  • Incorporating Magnesium-Rich Foods: Spinach, almonds, and black beans are excellent sources of magnesium. Incorporating these into daily meals can ensure a steady intake of this essential mineral, promoting better mental well-being.

The Power of Connection

The Innate Need for Social Bonds

Innate Need for Social Bonds

  • Evolutionary Perspective: From an evolutionary standpoint, humans have always thrived in groups. Our ancestors relied on collective strength for survival, be it hunting, gathering, or protection. This inherent need for social connection has been hardwired into our DNA.
  • Modern Implications: In today’s digital age, while the nature of threats has evolved, the essence remains unchanged. The support and understanding derived from social bonds offer a sanctuary from the stresses of modern life.

The Therapeutic Effect of Sharing

Therapeutic Effect of Sharing

  • Vocalising Emotions: Articulating our feelings, especially anxieties, can be cathartic. It allows us to process emotions, gain clarity, and often view our concerns from a fresh perspective.
  • The Listening Ear: Sometimes, it’s not about finding solutions but having someone listen without judgement. An empathetic ear can provide validation, making one feel seen and understood.

Building Resilience Through Relationships

Building Resilience Through Relationships

  • Support Systems: Having a reliable support system, be it family, friends, or support groups, can significantly mitigate the effects of stress and anxiety. Knowing there’s someone to lean on can instil a sense of security and belonging.
  • Collective Coping: Engaging in group activities, attending support group meetings, or simply spending time with loved ones can introduce us to diverse coping mechanisms. Observing and learning from how others handle stress can offer new strategies to manage our own anxieties.


Breaking free from anxiety is not about eliminating it entirely but learning to manage it effectively. With the insights from neuroscience and the strategies mentioned above, we can pave the way to a life where anxiety doesn’t hold the reins.

Remember, seeking professional help is always a commendable step in your journey to break free from anxiety.

Your Path to Holistic Healing with me&my wellness

Understanding the neuroscience behind anxiety is just the beginning. At me&my wellness, we offer holistic health coaching tailored to your unique health and wellness goals. 
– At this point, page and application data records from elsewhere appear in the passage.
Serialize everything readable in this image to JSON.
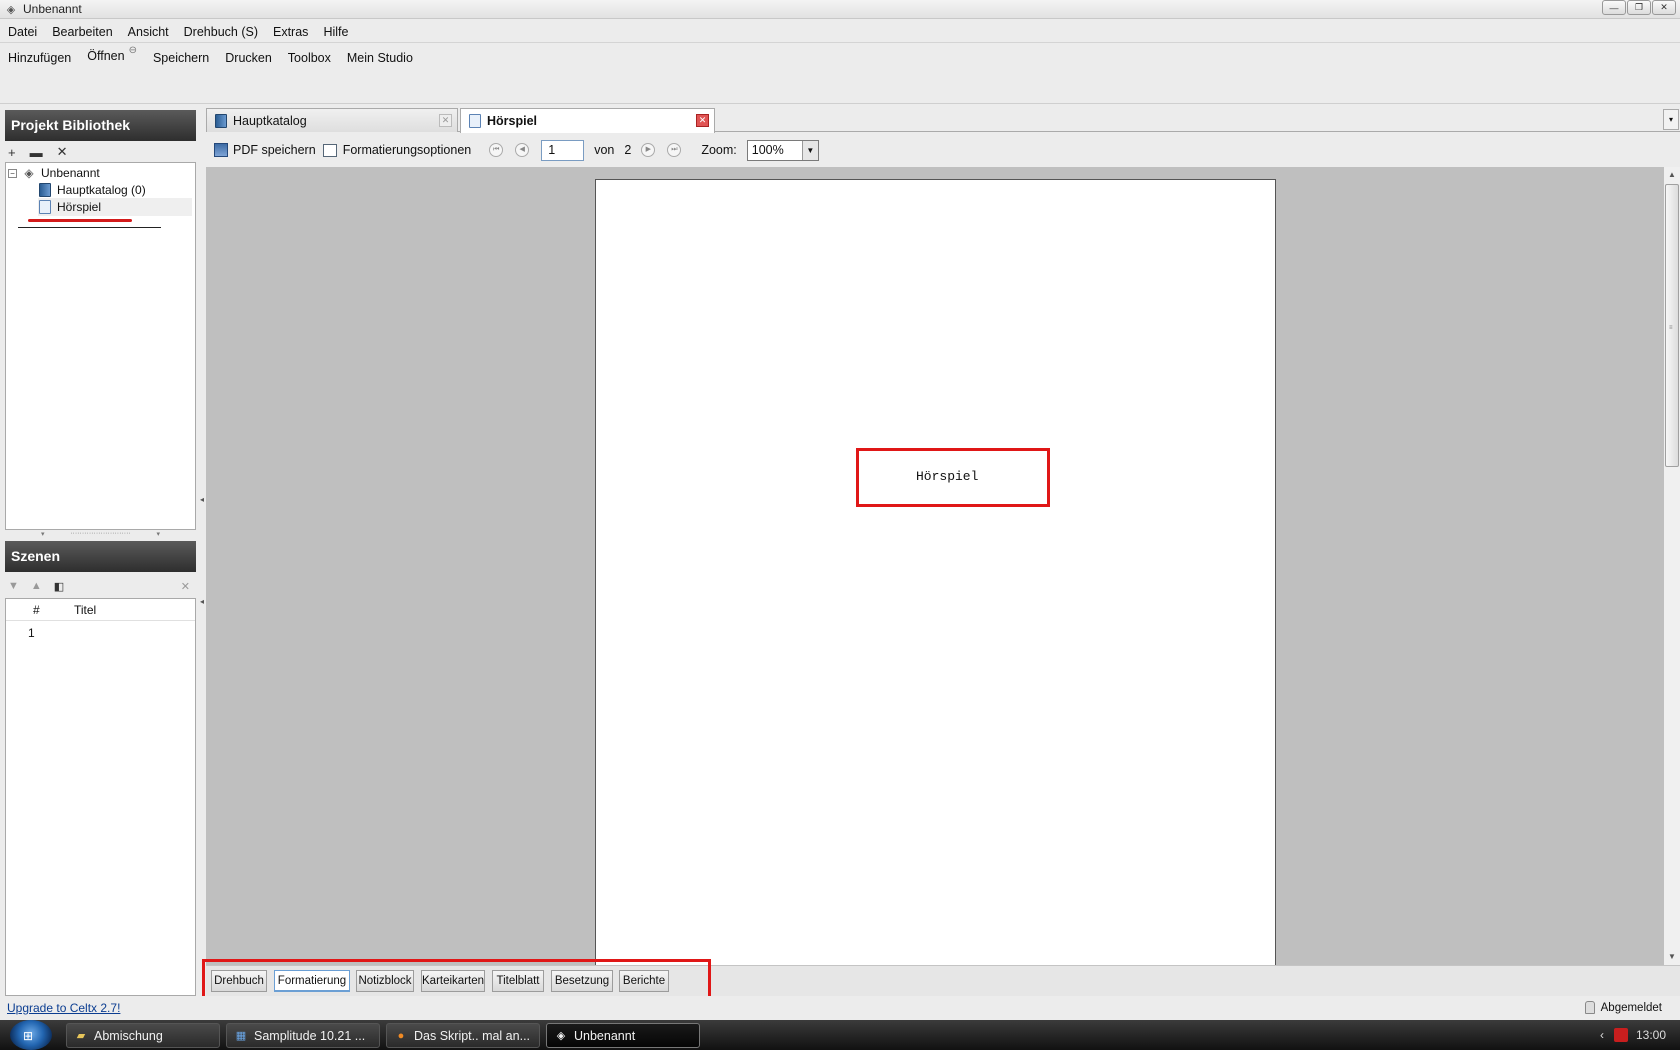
{
  "window": {
    "title": "Unbenannt"
  },
  "menubar": [
    {
      "label": "Datei"
    },
    {
      "label": "Bearbeiten"
    },
    {
      "label": "Ansicht"
    },
    {
      "label": "Drehbuch (S)"
    },
    {
      "label": "Extras"
    },
    {
      "label": "Hilfe"
    }
  ],
  "toolbar": {
    "add": "Hinzufügen",
    "open": "Öffnen",
    "save": "Speichern",
    "print": "Drucken",
    "toolbox": "Toolbox",
    "studio": "Mein Studio"
  },
  "library": {
    "title": "Projekt Bibliothek",
    "tree": {
      "root": "Unbenannt",
      "items": [
        "Hauptkatalog (0)",
        "Hörspiel"
      ]
    }
  },
  "scenes": {
    "title": "Szenen",
    "columns": [
      "#",
      "Titel"
    ],
    "rows": [
      {
        "num": "1",
        "title": ""
      }
    ]
  },
  "editor_tabs": [
    {
      "label": "Hauptkatalog"
    },
    {
      "label": "Hörspiel"
    }
  ],
  "editor_toolbar": {
    "pdf": "PDF speichern",
    "format_options": "Formatierungsoptionen",
    "page_current": "1",
    "of_label": "von",
    "page_total": "2",
    "zoom_label": "Zoom:",
    "zoom_value": "100%"
  },
  "preview": {
    "page_title": "Hörspiel"
  },
  "view_tabs": [
    {
      "label": "Drehbuch"
    },
    {
      "label": "Formatierung"
    },
    {
      "label": "Notizblock"
    },
    {
      "label": "Karteikarten"
    },
    {
      "label": "Titelblatt"
    },
    {
      "label": "Besetzung"
    },
    {
      "label": "Berichte"
    }
  ],
  "status": {
    "upgrade": "Upgrade to Celtx 2.7!",
    "login": "Abgemeldet"
  },
  "taskbar": {
    "items": [
      {
        "label": "Abmischung"
      },
      {
        "label": "Samplitude 10.21 ..."
      },
      {
        "label": "Das Skript.. mal an..."
      },
      {
        "label": "Unbenannt"
      }
    ],
    "clock": "13:00"
  }
}
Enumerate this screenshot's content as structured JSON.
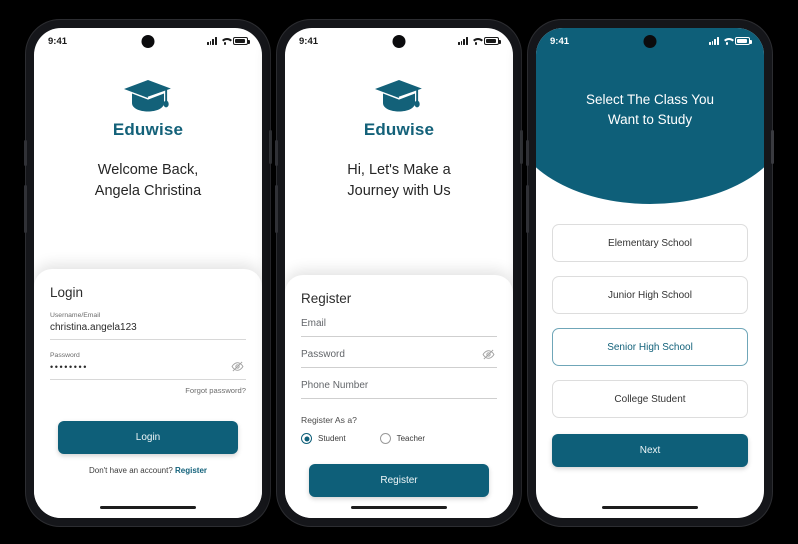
{
  "app": {
    "brand": "Eduwise",
    "accent": "#0e5f79",
    "logo_icon": "graduation-cap-icon"
  },
  "status_bar": {
    "time": "9:41",
    "icons": [
      "signal-icon",
      "wifi-icon",
      "battery-icon"
    ]
  },
  "screens": [
    {
      "id": "login",
      "headline": "Welcome Back,\nAngela Christina",
      "headline_line1": "Welcome Back,",
      "headline_line2": "Angela Christina",
      "card_title": "Login",
      "fields": [
        {
          "label": "Username/Email",
          "value": "christina.angela123"
        },
        {
          "label": "Password",
          "value": "••••••••",
          "trailing_icon": "eye-off-icon"
        }
      ],
      "forgot_label": "Forgot password?",
      "submit_label": "Login",
      "footer_text": "Don't have an account?",
      "footer_link": "Register"
    },
    {
      "id": "register",
      "headline_line1": "Hi, Let's Make a",
      "headline_line2": "Journey with Us",
      "card_title": "Register",
      "fields": [
        {
          "placeholder": "Email"
        },
        {
          "placeholder": "Password",
          "trailing_icon": "eye-off-icon"
        },
        {
          "placeholder": "Phone Number"
        }
      ],
      "role_question": "Register As a?",
      "roles": [
        {
          "label": "Student",
          "selected": true
        },
        {
          "label": "Teacher",
          "selected": false
        }
      ],
      "submit_label": "Register"
    },
    {
      "id": "class-select",
      "hero_line1": "Select The Class You",
      "hero_line2": "Want to Study",
      "options": [
        {
          "label": "Elementary School",
          "selected": false
        },
        {
          "label": "Junior High School",
          "selected": false
        },
        {
          "label": "Senior High School",
          "selected": true
        },
        {
          "label": "College Student",
          "selected": false
        }
      ],
      "next_label": "Next"
    }
  ]
}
Dive deeper into personalised strategies to break free from anxiety and achieve a balanced life. Ready to embark on a transformative journey? Book a consultation with us and harness the power of holistic healing.